Although lice eradication has always been the aim, the new environment in which the IGRs can no longer be relied upon for complete efficacy signals the need for individual property decisions on whether this remains feasible. In particular, the removal of the protection period from re-infestation where IGR resistance occurs will make eradication difficult where split-shearings and ewe-lamb infestations mean that a lice focus survives on a farm despite treatment of part of the flock.
Farmers must decide whether eradication is feasible, or it is necessary to settle for control in their environment. Control should only be used in the short term until new developments enable eradication to become feasible.
Internal factors include the feasibility of altering management decisions such as split –shearings, the timing of ewe and lamb treatments, removing or treating culls, and operating closed flocks.
External factors include the infestation status of neighbouring flocks, the state of fence repair and the attitudes of neighbours towards lice eradication or control. Where these factors can’t be altered in the short term, control strategies may be required due to the potential for re-infestation. In the future, new developments such as a simply-applied test to detect lice or to indicate chemical resistance may allow farmers in a short term control situation to switch to eradication.
Lice and Blowfly Chemical Control Products

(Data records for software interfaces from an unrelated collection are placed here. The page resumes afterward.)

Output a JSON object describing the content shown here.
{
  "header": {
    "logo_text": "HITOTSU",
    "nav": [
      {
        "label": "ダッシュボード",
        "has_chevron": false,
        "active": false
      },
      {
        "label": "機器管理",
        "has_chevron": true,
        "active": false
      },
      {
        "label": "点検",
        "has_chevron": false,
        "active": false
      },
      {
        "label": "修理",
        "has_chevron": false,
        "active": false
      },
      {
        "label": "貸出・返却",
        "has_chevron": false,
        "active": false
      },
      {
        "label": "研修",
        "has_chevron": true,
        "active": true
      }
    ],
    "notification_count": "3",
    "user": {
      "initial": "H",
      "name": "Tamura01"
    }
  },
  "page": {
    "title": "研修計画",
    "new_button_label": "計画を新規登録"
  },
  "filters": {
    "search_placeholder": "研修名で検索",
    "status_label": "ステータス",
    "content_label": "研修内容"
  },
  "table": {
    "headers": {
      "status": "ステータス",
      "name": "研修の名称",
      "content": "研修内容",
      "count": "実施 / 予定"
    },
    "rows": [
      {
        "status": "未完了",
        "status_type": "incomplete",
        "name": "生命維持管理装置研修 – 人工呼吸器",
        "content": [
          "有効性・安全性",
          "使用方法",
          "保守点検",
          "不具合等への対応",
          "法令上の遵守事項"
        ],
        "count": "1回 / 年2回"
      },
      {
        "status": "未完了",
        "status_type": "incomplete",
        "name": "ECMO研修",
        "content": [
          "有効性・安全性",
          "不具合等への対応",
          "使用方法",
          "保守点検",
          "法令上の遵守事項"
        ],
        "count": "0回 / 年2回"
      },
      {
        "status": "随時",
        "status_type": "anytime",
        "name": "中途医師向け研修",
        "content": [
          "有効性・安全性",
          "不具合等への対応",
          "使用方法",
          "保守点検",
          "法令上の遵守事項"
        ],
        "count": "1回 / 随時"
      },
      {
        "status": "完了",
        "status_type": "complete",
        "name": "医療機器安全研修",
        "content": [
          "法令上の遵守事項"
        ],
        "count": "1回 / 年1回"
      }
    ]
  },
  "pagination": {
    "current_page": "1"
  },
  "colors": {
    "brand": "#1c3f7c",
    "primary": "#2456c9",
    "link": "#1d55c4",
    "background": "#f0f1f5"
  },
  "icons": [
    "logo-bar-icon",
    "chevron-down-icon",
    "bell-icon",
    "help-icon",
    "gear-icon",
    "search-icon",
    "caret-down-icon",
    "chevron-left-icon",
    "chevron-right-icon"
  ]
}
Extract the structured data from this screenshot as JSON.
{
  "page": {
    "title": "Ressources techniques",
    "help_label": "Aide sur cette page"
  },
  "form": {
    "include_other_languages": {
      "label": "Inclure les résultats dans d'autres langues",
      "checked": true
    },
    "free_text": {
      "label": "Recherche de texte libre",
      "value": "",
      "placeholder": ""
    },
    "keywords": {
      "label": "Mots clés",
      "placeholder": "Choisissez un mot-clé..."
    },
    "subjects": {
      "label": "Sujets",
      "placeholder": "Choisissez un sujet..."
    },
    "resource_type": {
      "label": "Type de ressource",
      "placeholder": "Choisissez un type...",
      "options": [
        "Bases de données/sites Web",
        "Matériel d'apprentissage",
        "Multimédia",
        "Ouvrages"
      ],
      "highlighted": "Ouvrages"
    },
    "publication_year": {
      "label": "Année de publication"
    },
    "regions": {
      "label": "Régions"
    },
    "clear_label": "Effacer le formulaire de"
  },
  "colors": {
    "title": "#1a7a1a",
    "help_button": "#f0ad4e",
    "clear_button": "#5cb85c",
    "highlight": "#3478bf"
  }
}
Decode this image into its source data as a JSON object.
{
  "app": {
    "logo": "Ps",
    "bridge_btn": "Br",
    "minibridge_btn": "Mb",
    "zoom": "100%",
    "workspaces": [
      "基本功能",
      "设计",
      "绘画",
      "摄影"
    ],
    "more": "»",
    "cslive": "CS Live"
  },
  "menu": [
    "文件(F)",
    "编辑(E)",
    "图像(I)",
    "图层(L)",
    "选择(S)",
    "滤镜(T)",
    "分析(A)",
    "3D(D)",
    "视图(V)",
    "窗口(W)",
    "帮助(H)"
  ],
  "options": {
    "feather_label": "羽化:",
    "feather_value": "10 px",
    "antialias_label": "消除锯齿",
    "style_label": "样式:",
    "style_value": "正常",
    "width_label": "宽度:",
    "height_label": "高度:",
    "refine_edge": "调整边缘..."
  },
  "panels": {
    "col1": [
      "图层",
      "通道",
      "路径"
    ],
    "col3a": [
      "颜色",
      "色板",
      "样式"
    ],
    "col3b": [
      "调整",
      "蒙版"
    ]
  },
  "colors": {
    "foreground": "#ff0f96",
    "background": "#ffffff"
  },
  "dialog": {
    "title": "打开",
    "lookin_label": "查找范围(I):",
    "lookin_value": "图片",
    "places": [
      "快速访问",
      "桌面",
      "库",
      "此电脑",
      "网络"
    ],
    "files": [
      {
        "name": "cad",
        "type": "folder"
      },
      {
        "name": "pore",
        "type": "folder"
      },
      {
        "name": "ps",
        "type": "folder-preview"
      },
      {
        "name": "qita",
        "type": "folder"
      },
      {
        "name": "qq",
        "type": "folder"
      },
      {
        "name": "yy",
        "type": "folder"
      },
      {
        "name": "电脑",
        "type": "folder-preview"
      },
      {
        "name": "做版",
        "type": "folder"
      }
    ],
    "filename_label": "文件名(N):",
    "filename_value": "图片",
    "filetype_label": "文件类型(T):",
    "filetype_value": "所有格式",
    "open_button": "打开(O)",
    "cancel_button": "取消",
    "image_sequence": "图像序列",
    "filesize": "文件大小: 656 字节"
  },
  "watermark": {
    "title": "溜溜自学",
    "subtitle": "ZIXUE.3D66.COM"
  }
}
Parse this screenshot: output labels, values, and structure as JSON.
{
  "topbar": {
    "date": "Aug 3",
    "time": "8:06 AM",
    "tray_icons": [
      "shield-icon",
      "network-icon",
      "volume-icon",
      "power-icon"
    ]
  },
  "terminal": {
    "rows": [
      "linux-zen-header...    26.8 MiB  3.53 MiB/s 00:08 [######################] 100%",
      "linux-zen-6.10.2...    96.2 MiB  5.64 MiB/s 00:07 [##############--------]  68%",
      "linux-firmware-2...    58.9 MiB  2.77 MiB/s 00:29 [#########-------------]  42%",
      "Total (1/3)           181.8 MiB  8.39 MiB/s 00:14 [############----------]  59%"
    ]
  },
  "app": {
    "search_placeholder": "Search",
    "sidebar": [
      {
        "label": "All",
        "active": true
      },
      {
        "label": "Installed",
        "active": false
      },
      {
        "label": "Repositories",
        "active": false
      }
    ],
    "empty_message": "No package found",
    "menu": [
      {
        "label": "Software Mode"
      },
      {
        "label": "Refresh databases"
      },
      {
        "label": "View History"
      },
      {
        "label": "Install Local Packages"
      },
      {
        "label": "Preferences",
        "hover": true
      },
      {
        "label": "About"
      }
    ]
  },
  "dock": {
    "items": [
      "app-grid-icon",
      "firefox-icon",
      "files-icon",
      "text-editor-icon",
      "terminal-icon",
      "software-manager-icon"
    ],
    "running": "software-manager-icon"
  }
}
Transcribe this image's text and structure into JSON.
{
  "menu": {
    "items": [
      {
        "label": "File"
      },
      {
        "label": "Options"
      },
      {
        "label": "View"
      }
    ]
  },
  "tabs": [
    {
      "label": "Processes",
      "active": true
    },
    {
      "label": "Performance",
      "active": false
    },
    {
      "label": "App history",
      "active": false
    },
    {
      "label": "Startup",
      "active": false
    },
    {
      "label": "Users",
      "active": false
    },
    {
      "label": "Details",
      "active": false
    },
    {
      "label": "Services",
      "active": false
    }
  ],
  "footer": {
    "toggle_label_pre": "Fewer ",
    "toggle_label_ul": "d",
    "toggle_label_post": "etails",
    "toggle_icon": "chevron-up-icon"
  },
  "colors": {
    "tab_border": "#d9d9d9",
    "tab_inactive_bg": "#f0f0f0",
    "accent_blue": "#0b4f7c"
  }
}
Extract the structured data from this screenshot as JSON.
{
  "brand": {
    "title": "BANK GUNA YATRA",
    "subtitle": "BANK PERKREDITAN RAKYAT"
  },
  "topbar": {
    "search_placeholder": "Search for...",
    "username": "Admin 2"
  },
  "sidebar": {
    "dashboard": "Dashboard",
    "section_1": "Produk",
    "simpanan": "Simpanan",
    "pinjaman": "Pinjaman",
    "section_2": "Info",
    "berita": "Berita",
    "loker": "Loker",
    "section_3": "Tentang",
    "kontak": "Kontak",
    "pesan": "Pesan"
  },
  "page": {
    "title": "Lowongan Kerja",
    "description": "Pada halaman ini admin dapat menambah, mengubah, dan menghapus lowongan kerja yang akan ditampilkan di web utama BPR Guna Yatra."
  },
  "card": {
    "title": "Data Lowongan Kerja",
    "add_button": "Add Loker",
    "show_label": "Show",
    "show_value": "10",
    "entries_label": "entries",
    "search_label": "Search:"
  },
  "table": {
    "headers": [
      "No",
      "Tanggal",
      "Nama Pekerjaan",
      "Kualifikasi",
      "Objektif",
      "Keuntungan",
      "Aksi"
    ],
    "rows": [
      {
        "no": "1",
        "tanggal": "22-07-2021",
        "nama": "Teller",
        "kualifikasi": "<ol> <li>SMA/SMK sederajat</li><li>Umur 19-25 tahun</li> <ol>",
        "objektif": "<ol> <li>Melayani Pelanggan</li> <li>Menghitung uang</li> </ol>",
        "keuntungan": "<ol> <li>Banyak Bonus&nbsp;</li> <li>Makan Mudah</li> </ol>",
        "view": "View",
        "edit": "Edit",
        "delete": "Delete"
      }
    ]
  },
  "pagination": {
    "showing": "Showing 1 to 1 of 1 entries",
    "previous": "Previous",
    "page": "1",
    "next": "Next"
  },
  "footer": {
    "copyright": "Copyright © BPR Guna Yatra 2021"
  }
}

Available from July will be a sensitive new laboratory test that can diagnose lice infestations at shearing. Researchers who have developed the test believe it will be highly economical and give producers confidence not to dip or backline as a precautions, as is now done in many cases. The test could be used as part of the management strategy to eradicate lice from properties and or reduce chemical usage and/ or residues in wool. The test uses washings from the cleaning of shearer’s combs and cutters. The laboratory test is the culmination of many years’ financial investment and cooperative research between NSW DPI, Australian Wool Innovation and CSIRO Livestock Industries. The test is to be run at Elizabeth Macarthur Agricultural Institute (EMAI). Camden, NSW. For further information please follow the link to http://www.dpi.nsw.gov.au/research/updates/previous-stories-by-topic/animal/protection/skip-the-dip
Where to get further information on managing lice including products and ewe-lamb treatments
Or for further information on control of lice on sheep contact:
Jenny Cotter DAFWA (08) 9892 8421
Brown Besier DAFWA, (08) 9892 8470